Design is vital in a crisis: The codes of protection


It’s a fundament of biology that in crisis mode our bodies and minds respond primitively in order to survive, as a priority. Stress hormones kick in and while digestion, fertility and even sleep may be somewhat deprioritised, all our senses are heightened. Our sight is enhanced, touch is ultra-sensitive, our sense of smell and sound magnified, on red alert, scanning for danger and strategising to safety.

Right now, in this unprecedented time of crisis, we have a unique opportunity to observe consumers’ responses to semiotics on packaging in action. A key goal in commercial design is to manipulate an emotional response resulting in purchase and usage. Multi-sensorial design is already inherent in our day to day work in the studio, a lot of it is instinctive from experience but most is based on various forms of feedback – whether face to face, qualitative, neuroscientific, quantitative, and then via the ultimate response of the sale.

In the initial phase of the crisis, we saw home and personal hygiene products eradicated from the shelves, stockpiled far beyond a rational response to meet even midterm needs.


When we look closer at these categories, we see visual and verbal codes that play to our demand for self-protection and defence. Overall when we look at NHS brand in UK, Lysol in US, Domestos, Carex, even McAffee anti-virus software – we see blue. We know blue is trusted. It sanitises. It is evidence of cleanliness and clinical dependability. Typeface is more diverse, from authoritarian capitals to heritage signatures of proven efficacy, and softened lower case for approachability. All are legible and accessible and interestingly frequently reversed out in a sterile white, emphasising the “hospital” blue. Red as a spot colour is interesting to balance out a pack aesthetically but used so sparingly it emphasises the aggressive potency of the product and also alert us to danger. We see this is on the Domestos and Dettol lids/spray points warning us not to drink it, in the Lysol “kill” word and McAfee crest. The other colour of protection is green, also chosen for paramedics’ uniforms in the UK. According to the Ambulance Service, following several serious incidents, their uniforms were changed from blue to differentiate them from police and therefore protect them from attack.
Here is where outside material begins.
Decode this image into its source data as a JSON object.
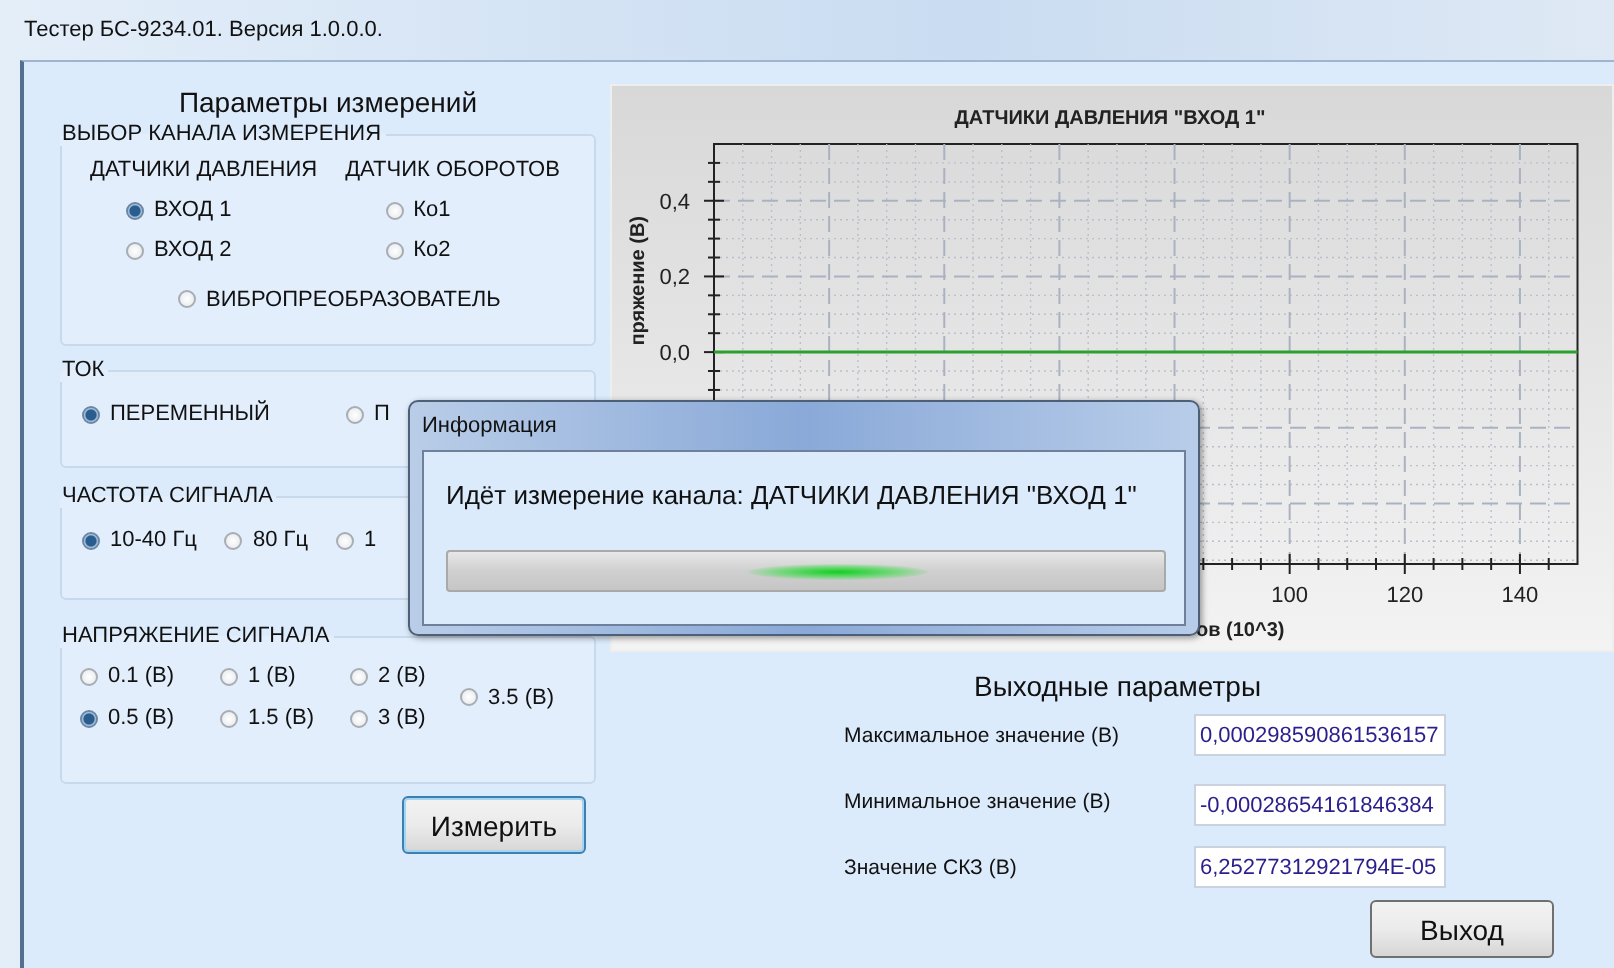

Less prolific than blue in the aisle, green is a standard of both exit signs and first aid because it communicates safety and calm.


Dettol is arguably the most successful brand of them all and is still as elusive on shelf as a unicorn. Dettol incorporates all the above visual assets as well as featuring a key band equity of the roundel and dagger. The assets in the protection category mostly tend to borrow shields, arrows and medical crosses, emphasising a balance of both “attack” and “defence”.

P&G Microban launched at the beginning of “the crisis”, also taps into all these codes, borrowing yellow from danger signs and ambulances themselves to differentiate. Brew Dog on the other hand sticks to blue, black and white for their quick response hand sanitiser, overall a masterclass at owning category codes through the brand and successful at an appropriate response for a modern, agile, connected brand.

More than simply a marketing ploy of colours and fonts, at times like this we can see that people subconsciously look to design to lead them to protect themselves and their families. Design has a vital role in helping people navigate their way to safety and a vital role in this crisis today.

Take a look at your brand and ask yourself if its visual codes and equities are resonating with a clear emotional consumer need? If things aren’t working as they should be, then your challenge sounds familiar to us. And we can help.